Progress in anti-HIV strategies was reviewed in a plenary session at the conference today (24 July).
"Some of these agents will be useful to the developing world, that is witnessing emergence of drug resistance and urgently needs new treatment strategies," says Joseph Eron, professor of medicine at the US-based University of North Carolina School of Medicine.
"We need to expand the treatment regimen to make it less complicated and less toxic, and to tackle increasing drug resistance."
A team headed by John Rossi, professor of molecular biology at the US-based Beckman Research Institute, is testing gene therapy, where genes are injected into cells or tissue to treat disease.
They are investigating whether genetically modified stem cells — the body's master cells that can grow into any kind of cell — can be used to treat AIDS patients.
Rossi's team built a unique anti-HIV agent by stitching together three short gene sequences. Two sequences target the HIV virus directly by interfering with its genetic material, while the third blocks the entry of the virus into a cell.
This agent is carried into the stem cells by a 'vehicle' — HIV itself made harmless by deactivating most of its genes.

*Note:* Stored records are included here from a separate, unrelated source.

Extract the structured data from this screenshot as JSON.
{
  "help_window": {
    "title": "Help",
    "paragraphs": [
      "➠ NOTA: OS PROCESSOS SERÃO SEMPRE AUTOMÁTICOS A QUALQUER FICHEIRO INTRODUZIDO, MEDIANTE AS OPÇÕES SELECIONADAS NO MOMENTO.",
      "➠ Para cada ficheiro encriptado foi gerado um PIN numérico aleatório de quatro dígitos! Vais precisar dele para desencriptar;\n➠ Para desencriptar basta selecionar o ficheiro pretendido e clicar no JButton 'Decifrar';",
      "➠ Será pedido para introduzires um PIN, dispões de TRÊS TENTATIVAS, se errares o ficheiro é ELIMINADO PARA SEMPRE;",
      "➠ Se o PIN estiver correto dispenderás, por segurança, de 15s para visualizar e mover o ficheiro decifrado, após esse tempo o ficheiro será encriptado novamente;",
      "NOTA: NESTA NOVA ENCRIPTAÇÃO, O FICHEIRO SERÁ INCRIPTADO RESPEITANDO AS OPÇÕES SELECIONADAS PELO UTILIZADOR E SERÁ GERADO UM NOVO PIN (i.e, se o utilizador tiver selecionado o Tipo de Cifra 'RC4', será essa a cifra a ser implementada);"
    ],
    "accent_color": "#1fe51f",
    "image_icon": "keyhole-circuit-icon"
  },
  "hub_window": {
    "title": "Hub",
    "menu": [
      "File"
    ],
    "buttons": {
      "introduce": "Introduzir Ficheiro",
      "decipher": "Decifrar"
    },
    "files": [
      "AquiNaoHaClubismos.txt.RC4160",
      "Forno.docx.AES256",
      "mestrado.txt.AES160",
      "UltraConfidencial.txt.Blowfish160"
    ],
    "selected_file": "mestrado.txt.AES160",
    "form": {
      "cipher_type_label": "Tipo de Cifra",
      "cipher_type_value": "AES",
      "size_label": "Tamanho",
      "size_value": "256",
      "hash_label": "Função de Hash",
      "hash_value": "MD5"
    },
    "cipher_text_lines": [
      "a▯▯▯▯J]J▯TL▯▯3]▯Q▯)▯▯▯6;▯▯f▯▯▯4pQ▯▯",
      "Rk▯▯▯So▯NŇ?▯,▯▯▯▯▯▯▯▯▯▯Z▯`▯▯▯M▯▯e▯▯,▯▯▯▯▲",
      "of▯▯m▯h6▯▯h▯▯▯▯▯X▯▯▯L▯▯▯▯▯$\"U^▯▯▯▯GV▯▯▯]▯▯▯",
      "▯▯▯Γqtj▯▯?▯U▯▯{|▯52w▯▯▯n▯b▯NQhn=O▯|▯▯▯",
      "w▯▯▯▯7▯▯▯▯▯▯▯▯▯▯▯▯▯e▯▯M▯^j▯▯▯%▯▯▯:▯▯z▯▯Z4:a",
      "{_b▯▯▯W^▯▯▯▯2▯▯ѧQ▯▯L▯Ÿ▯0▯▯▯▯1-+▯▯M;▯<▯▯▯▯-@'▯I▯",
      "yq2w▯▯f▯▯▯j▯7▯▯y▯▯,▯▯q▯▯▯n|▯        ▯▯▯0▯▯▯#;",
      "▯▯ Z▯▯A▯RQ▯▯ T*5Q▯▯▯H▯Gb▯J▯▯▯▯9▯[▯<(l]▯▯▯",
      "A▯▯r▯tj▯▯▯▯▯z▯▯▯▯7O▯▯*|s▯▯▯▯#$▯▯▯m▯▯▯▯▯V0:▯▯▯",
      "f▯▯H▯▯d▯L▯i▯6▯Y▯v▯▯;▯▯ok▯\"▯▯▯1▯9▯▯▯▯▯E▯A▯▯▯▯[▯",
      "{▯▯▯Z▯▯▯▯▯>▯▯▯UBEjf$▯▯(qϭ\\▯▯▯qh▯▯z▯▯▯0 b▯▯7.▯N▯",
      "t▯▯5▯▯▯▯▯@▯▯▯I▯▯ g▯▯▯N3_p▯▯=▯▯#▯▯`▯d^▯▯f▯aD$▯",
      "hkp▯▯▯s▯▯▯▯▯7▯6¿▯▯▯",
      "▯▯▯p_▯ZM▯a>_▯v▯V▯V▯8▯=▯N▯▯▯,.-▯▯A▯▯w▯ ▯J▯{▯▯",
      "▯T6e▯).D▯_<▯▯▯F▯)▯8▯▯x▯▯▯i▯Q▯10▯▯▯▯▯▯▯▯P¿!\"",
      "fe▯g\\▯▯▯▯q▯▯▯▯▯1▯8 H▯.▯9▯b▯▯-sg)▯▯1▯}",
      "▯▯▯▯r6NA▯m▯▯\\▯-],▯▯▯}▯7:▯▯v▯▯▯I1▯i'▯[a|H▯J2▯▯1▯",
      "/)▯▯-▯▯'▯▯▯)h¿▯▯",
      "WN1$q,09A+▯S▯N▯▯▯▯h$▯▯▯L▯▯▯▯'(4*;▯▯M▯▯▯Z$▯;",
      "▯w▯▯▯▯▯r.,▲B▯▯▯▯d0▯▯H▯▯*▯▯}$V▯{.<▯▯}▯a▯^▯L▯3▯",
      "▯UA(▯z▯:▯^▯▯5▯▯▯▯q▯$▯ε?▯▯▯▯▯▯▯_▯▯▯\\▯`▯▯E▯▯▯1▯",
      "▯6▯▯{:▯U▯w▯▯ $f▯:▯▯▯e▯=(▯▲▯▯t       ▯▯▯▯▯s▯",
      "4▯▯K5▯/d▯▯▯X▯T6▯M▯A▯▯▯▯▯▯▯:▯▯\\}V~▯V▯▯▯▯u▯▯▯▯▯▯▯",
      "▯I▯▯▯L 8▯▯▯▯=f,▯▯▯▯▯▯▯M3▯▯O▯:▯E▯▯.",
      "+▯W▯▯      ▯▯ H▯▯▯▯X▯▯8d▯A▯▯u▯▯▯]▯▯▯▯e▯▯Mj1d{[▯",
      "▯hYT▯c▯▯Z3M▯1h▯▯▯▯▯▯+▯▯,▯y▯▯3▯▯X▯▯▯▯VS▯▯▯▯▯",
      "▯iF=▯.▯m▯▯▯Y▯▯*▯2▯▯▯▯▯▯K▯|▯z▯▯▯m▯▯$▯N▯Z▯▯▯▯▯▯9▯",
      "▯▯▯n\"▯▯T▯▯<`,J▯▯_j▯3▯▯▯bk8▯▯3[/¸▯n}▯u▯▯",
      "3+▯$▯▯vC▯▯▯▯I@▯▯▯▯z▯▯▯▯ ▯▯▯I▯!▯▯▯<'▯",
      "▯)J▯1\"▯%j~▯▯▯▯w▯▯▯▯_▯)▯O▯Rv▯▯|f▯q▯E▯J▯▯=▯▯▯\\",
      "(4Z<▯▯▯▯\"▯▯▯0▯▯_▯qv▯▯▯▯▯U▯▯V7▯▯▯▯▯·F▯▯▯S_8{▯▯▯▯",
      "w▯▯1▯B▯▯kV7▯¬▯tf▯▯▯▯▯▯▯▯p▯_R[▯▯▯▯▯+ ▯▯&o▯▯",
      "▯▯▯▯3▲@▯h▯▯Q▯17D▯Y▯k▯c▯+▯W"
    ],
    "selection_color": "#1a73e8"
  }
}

The trial began in June 2007 on an AIDS patient in the United States (US) and will be tested initially on five other patients.
Rossi told SciDev.Net, "This triple construct is several times more powerful than azidothymidine, one of the widely used anti-HIV drugs," in laboratory tests.
Elsewhere, six new anti-HIV drugs are in advanced stages of testing, with two waiting for approval by the United States Food and Drug Administration.
Two are "integrase inhibitors" that block the HIV genetic material from attaching to the host cell's DNA. Two others block the entry of the virus into the host cell and the third group prevents the virus from producing copies of itself.
While saying it is up to the individual drug firms to fix their price, Eron added, "I urge the World Health Organization, the Joint United Nations Project on HIV/AIDS and the International AIDS Society to make these new drugs available not just in the US and Europe, but also in developing countries."
"The stronger the voice, the better off we are."